And since I can’t re-create your setup, I can’t test why it doesn’t work.
If anyone cares to try this and runs Apache, create/edit a
VirtualHost section and add both
ServerAlias using different names.
Also add both host names to the hosts file of your developer machine.
<VirtualHost 127.0.0.1:80 192.168.178.26:80 10.0.0.26:80> # check IP
ServerName dev.fritz.box # autogenerated by Fritz!Box 
This setup presumes you do all developemt in your LAN. If you deploy your tests to a public webserver none of this applies to you. Also: none of this will trouble you or makes sense if you have the ability to edit your router’s DNS or use some other network trickery. In which case you’re also unlikely to run into the “mixed hostname” problem in the first place.

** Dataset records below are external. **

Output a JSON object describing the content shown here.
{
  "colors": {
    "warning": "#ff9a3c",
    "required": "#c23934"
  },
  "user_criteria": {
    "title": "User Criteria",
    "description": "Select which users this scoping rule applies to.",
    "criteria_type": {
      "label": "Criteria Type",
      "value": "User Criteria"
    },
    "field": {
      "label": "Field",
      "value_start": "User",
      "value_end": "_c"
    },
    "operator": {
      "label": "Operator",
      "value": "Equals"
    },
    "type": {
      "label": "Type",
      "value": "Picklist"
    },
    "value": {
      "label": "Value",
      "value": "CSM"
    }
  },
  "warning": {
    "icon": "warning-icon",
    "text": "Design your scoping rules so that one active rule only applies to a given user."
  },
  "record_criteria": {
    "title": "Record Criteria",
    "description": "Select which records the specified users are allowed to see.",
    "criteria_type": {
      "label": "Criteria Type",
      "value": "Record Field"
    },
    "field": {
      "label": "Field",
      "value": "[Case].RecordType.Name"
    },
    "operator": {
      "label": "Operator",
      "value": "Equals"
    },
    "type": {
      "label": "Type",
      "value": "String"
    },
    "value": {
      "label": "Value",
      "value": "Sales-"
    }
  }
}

Make sure the site template makes calls to
css()/js() or content contains
Somewhere in your template add:
SN: <?= $_SERVER['SERVER_NAME'] ?>
HH: <?= $_SERVER['HTTP_HOST'] ?></pre>
Open your website using the ServerName
Things should look fine. Check from the computer running the webserver and some other device in your W/LAN. Both SERVER_NAME and HTTP_HOST refer to the same hostname.
Now open the website using the ServerAlias
Your site should look broken: no CSS applied, JS not running, images missing. Check the generated HTML in your DevTools or viewsource.
Note that CSS and JS links and IMG tags still contain the
This time SERVER_NAME is still
dev.fritz.box but HTTP_HOST became:
local.kunde.de. The name actually entered into the browser.
Why does all of this matter?
Other than toying with debugging a Kirby site running in Firefox or Chrome on a USB tethered device? Well, if the computer running the webserver is only known by a single name (it’s own hostname) inside the LAN you can’t run/test multiple sites/domains running on that very machine using other devices in your network. The webserver will always respond serving the first/single VirtualHost that matches it’s own hostname and LAN-IP.
That’s of course not a show-stopper for many, but utterly inconvenient if you work on multiple projects simultaniously or a multi-domain project running different backend systems (shop, blog, website, forum).
Also you can’t mimic a “CDN” properly and using DynDNS will probably fail, too.
Then there are circumstances “in the wild” where a (physical) server has different hostnames within its LAN, sitting behind a proxy or firewall. In this case the (public) HTTP_HOST and (local) SERVER_NAME don’t match. As a result any URL generated using the SERVER_NAME only will no longer point to a ressource accessible to the public eye (also a DynDNS scenario).
 If you have a Fritz!Box router, every device’s local hostname in your W/LAN will automatically become part of the local
.fritz.box domain, i.e “dev.fritz.box”, ". That’s also the
ServerName you have to use in order access your local webserver from all devices in yoru LAN.